### EXERCISE AIM
Take the listing below and output it again exactly.

### SOURCE INFORMATION
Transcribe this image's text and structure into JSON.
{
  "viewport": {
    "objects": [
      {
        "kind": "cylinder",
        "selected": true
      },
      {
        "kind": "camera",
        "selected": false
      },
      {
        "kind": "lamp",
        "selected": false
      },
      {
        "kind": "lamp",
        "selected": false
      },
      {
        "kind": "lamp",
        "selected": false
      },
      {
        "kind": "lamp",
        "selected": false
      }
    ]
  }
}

### SOLUTION FOR THIS TASK
Transcribe this image's text and structure into JSON.
{
  "viewport": {
    "objects": [
      {
        "kind": "cylinder",
        "selected": true
      },
      {
        "kind": "camera",
        "selected": false
      },
      {
        "kind": "lamp",
        "selected": false
      },
      {
        "kind": "lamp",
        "selected": false
      },
      {
        "kind": "lamp",
        "selected": false
      },
      {
        "kind": "lamp",
        "selected": false
      }
    ]
  }
}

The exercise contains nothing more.